Monday, 2 January 2012

RIP Jorge Boero


Jorge Boero - Dakar Rider and Adventurous Spirit

I don’t know how many of you follow The Dakar Rally.  To many it seems a pointless endeavor for petrol-heads but I have to say I love the adventure of it.  It had been my intention today to write a light piece on the logistics of The Dakar.  Sadly though Jorge Boero, an Argentinian biker crashed and died in yesterday’s special stage.  It is a sad day for The Dakar, bikers and of course Jorge Boero’s family.  
Many of you will wonder what the link from The Logistics Project to enduro bike riding is.  There are actually several links, as medical logistician I have worked in northern Darfur to run Medical Emergency Response Teams to deal with land mine strikes amongst the humanitarian community.  I was massively impressed to see that The Dakar managed to have heli-borne medics with Jorge Boero within 5 minutes of the accident.  This is a speed that any metropolitan ambulance crew would be happy to achieve.

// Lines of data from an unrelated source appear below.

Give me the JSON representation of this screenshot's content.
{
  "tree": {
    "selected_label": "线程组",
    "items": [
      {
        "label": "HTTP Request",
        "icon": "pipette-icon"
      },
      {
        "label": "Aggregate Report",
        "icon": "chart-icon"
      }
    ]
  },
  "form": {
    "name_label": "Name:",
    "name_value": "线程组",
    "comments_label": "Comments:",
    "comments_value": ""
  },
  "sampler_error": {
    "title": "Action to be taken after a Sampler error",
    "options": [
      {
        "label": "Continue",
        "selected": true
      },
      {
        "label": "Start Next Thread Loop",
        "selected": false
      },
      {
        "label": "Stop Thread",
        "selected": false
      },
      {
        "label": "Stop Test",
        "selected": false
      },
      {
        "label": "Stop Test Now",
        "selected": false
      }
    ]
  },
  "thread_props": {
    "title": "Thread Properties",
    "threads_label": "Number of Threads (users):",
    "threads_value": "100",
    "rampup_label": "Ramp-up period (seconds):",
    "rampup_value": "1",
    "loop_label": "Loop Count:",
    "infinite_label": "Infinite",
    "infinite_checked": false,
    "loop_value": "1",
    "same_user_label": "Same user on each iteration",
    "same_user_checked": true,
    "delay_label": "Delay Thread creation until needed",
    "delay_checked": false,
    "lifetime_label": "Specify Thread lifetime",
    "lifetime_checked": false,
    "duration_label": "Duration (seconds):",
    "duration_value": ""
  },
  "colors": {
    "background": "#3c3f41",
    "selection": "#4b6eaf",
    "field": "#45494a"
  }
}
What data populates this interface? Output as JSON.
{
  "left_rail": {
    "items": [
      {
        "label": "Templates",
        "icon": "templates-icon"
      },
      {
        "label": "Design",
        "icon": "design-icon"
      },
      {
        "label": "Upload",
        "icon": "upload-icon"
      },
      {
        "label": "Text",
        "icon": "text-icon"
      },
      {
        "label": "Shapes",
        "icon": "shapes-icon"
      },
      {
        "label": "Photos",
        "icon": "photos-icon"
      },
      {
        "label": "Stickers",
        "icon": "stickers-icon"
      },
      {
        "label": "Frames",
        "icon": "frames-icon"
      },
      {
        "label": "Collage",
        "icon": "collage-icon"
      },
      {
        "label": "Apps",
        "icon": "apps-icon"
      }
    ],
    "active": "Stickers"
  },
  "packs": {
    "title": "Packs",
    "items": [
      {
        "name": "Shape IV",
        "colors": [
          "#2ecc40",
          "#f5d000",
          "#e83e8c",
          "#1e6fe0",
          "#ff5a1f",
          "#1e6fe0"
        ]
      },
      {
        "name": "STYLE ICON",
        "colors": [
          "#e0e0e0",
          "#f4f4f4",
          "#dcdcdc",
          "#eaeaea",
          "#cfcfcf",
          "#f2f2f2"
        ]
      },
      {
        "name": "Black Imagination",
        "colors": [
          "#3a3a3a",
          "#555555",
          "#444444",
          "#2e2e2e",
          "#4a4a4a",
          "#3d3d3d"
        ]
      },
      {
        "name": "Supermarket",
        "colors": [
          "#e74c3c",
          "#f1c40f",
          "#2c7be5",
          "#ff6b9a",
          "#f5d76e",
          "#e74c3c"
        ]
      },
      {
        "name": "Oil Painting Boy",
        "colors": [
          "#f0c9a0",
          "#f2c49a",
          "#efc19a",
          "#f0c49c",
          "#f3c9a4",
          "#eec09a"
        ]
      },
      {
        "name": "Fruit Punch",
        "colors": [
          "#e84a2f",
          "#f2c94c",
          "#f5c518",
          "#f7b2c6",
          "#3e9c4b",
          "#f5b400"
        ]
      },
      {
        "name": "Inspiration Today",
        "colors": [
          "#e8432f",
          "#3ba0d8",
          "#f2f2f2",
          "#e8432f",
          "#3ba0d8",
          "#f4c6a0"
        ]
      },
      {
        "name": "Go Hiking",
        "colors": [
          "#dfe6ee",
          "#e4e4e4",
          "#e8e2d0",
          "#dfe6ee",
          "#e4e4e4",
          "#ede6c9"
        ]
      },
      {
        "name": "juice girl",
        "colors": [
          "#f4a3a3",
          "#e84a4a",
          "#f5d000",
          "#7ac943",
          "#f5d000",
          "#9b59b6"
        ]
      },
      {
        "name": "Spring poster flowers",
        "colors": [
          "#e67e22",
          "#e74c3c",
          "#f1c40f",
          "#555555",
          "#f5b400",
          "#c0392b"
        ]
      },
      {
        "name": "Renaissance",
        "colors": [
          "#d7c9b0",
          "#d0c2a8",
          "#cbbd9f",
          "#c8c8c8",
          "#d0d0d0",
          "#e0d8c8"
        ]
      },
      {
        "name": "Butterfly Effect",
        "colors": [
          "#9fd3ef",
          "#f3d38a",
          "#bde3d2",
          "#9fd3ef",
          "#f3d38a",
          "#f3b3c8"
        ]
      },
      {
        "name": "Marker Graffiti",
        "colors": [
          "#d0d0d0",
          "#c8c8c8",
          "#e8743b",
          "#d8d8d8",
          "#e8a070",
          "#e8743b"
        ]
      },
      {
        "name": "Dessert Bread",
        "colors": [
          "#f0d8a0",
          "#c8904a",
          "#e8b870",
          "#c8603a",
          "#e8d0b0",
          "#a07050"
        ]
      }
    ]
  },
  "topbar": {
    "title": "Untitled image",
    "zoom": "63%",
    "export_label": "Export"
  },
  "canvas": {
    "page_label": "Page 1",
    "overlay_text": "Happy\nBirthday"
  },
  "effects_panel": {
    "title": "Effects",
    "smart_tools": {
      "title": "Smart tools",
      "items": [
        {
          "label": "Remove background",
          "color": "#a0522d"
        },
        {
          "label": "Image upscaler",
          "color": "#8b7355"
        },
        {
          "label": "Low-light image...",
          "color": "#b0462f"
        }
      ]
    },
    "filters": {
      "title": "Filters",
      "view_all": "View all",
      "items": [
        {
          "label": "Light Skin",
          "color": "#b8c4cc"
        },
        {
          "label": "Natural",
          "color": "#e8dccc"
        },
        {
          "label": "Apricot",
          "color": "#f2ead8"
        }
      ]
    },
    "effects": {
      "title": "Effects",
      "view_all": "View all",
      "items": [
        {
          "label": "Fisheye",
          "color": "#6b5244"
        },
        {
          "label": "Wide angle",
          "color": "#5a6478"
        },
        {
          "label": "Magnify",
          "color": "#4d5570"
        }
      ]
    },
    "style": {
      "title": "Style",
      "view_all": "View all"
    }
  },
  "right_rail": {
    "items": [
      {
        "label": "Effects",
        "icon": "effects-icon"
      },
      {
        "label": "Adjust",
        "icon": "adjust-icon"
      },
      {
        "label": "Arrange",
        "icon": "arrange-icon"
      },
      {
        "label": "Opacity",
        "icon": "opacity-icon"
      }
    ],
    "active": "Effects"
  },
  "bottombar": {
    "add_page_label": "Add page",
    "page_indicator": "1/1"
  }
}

There is a second link and it is The Geographic Information Management Project (The GIMP).  Back in 2005 I was in Kashmir with the United Nations Joint Logistics Centre (UNJLC).  Part of UNJLC’s effort was to create maps of the disaster affected area for the humanitarian community, we had an impressive array of GIS specialists but one of the challenges was to collect the raw tracking data for them to work with.  There were a plethora of people trundling the main routes between towns who were willing to take GPS tracks.  The problem was, that in Kashmir the disaster affected area covered a huge area of semi-rural communities who lived in small pockets spread liberally among mountains and valleys.  The routes to these communities were less well travelled as many of them were impassible by 4x4 at an early juncture so further information hadn’t been gathered.  I have for many years been an avid mountain biker and it struck me that a couple of fit and lightly equipped mountain bikers could quite easily map these areas with a few days of concerted effort hence the RECCE 246 team was born with the help of UNDSS.  The team  walked, biked and, where possible, drove into the most inaccessible ares of Kashmir to track the routes into the disaster zone.

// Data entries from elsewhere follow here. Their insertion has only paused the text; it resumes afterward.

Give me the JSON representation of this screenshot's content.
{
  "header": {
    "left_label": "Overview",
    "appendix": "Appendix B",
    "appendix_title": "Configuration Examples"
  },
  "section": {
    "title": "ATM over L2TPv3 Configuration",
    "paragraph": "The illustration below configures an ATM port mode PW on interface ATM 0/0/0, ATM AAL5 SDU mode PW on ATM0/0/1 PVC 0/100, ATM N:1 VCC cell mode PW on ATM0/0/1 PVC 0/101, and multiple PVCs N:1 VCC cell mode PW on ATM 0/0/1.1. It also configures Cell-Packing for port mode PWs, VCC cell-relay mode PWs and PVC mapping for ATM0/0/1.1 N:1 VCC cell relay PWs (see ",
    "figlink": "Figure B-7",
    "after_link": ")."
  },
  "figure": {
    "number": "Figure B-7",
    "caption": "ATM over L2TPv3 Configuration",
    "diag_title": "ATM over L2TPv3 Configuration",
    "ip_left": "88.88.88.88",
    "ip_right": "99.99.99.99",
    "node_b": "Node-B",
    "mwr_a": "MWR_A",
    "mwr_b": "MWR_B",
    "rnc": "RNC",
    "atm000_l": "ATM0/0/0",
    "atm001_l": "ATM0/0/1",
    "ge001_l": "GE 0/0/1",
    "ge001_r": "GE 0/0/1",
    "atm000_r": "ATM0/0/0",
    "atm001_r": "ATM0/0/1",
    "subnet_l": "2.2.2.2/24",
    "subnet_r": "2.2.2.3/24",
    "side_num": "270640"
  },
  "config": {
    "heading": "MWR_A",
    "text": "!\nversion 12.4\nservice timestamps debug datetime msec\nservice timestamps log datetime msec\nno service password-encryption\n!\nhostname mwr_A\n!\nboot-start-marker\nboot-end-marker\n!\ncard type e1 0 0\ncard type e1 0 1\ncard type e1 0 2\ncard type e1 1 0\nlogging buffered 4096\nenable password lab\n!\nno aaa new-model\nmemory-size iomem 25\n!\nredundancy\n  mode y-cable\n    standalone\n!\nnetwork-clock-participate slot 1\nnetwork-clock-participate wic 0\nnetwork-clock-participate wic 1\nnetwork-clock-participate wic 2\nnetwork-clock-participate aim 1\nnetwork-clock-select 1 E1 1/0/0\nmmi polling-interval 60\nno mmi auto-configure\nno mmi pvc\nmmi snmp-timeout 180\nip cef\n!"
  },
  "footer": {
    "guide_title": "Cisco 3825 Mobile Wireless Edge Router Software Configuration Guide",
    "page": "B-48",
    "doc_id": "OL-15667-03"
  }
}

On forming The Logistics Project it struck me that such a team could be needed again in the future.  We are also passionate in involving everyday people into disaster relief and development. My time leading JPHRO taught me that inexperienced volunteers could accomplish mighty things with a little direction.  Many brought skills such as carpentry, cookery and put them to best use.  The Logistics project came up with the idea of The GIMP; Mountain Bikers, Fell Runner, Mountaineers and Enduro Riders deployed at short notice for an intense period of gathering GPS tracks for GIS teams to use.  When we realised that Geographic Information Management Project spelled GIMP we initially laughed and thought we would look for another name.  Then I checked the definition of gimp and it turns out that it is the finishing touch to upholstery, a flattened braid; that kind of summed up The GIMP to me.  It isn’t core to what The Logistics Project do but it is one of the things we do to add value to our presence in disaster zones.  It is a way to engage the skill , expertise and passion of those willing to take a risk and do something amazing, perhaps the spirit of Jorge Boero.   If you are an experienced mountain biker, enduro rider, mountaineer or hill walker and you like the idea of being involved in The GIMP feel free to email info@thelogisticsproject.org.